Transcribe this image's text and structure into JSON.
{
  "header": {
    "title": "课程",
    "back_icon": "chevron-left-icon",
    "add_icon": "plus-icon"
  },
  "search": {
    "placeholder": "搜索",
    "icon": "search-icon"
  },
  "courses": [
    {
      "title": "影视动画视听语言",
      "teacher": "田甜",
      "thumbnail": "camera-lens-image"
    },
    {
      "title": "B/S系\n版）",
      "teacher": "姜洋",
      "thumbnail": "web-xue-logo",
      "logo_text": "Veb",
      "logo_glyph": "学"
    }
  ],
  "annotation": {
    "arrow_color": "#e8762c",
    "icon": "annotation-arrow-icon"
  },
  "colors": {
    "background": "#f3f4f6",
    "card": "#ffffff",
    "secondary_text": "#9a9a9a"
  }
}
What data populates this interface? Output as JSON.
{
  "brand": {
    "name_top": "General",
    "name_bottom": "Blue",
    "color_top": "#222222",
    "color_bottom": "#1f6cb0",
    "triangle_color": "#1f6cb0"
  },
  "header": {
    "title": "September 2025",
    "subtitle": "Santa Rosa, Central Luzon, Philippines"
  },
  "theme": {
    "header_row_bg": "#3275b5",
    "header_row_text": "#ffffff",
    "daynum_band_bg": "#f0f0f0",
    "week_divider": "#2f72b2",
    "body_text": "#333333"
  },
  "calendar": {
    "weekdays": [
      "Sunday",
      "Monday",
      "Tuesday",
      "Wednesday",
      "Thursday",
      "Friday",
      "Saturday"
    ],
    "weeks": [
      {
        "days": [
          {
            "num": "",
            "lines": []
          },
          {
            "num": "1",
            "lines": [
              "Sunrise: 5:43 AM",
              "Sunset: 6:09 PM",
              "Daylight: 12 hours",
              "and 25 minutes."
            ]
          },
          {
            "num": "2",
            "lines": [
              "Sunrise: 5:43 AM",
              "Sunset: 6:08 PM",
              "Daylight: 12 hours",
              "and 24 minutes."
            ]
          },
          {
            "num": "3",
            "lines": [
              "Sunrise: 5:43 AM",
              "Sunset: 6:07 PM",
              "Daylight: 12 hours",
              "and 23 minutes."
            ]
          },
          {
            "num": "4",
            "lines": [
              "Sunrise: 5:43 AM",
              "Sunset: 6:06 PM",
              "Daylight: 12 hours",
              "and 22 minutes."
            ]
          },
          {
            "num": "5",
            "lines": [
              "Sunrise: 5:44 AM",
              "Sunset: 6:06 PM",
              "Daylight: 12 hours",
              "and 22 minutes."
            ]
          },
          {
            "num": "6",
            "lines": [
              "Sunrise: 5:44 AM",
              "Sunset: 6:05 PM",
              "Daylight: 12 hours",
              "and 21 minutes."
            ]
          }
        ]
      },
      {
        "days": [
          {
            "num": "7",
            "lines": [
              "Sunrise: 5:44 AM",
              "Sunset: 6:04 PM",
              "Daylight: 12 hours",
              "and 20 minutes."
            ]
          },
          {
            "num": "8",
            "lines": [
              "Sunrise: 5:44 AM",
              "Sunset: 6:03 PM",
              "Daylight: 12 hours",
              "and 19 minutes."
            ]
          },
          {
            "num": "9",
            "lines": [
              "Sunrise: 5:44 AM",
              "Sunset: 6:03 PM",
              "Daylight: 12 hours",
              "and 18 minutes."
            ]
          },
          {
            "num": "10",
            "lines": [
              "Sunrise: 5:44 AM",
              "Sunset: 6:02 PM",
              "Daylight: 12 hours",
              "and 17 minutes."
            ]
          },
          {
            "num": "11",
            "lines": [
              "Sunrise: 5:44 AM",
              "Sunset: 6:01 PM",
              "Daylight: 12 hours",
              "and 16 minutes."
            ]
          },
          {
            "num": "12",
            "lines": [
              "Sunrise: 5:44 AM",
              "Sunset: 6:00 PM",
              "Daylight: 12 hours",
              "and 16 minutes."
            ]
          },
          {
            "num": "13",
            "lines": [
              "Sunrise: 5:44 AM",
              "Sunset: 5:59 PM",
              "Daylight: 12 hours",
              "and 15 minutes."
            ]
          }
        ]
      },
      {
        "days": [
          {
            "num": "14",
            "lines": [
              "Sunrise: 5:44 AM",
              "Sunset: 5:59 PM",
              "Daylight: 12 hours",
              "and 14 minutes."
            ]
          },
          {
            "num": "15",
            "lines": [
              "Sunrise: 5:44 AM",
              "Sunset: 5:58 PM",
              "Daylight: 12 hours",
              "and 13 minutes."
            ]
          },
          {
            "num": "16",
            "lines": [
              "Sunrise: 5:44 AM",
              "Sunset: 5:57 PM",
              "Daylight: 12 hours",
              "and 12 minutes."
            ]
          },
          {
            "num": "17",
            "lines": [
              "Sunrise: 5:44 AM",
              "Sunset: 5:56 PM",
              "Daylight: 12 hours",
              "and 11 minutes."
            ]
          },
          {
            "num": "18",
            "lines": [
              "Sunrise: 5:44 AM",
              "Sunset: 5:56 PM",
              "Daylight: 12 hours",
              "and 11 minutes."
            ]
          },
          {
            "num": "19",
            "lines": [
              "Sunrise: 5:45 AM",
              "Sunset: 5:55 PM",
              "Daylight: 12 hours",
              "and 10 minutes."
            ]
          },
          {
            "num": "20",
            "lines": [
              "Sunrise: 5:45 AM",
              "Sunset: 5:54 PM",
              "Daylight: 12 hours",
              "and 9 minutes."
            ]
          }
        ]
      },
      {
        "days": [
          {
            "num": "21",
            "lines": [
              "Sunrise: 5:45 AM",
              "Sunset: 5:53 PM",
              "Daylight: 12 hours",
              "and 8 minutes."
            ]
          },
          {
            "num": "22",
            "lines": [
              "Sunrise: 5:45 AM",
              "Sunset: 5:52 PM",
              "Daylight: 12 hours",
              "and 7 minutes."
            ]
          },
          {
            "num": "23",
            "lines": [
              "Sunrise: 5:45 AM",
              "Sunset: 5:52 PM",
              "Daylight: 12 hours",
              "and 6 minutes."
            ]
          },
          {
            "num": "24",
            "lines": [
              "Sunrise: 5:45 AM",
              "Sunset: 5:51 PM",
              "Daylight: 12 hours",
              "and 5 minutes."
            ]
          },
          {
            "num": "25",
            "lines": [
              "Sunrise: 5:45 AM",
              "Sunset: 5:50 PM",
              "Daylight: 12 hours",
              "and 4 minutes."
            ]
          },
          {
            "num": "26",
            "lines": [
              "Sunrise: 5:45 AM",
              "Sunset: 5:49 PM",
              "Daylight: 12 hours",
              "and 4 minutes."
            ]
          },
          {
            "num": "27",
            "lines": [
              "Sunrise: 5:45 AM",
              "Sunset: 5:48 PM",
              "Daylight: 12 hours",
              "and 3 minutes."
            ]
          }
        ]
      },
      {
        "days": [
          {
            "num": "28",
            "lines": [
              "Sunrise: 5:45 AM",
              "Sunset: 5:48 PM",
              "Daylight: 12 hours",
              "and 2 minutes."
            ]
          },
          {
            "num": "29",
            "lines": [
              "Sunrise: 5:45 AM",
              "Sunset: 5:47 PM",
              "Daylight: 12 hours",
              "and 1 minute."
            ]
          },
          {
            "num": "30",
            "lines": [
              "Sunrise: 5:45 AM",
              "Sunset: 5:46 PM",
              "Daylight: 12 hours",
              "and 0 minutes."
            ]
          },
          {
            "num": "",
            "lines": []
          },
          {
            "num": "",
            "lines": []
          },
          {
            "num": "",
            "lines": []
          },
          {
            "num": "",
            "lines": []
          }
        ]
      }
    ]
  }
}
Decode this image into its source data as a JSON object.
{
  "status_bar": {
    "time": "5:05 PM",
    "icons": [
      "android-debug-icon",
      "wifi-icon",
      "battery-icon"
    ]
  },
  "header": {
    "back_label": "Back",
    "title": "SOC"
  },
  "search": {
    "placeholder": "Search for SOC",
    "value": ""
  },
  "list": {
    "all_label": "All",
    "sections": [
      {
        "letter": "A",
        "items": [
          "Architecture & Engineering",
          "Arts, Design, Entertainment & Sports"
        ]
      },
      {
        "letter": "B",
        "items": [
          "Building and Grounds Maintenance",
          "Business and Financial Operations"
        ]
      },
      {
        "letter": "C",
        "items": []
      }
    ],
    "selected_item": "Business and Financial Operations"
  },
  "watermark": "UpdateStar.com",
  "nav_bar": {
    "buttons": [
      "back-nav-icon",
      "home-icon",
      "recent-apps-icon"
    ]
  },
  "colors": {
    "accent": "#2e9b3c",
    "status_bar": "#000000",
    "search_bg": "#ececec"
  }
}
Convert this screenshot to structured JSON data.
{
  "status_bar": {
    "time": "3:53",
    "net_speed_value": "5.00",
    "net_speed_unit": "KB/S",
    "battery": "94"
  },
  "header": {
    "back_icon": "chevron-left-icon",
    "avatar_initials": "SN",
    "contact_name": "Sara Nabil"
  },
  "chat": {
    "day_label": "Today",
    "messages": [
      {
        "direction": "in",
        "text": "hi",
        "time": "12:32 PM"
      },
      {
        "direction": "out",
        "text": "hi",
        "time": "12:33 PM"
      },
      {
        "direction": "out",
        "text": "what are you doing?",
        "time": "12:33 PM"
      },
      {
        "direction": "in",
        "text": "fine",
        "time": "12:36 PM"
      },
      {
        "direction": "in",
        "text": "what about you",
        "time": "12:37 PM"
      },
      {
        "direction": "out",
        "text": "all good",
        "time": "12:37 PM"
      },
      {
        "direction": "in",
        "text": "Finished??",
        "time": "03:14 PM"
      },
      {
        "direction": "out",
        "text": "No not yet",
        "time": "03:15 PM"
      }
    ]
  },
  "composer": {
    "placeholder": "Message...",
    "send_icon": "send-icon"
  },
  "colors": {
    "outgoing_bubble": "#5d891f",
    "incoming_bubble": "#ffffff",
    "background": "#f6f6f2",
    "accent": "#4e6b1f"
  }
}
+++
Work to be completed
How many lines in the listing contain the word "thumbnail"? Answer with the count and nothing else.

Problem solution
2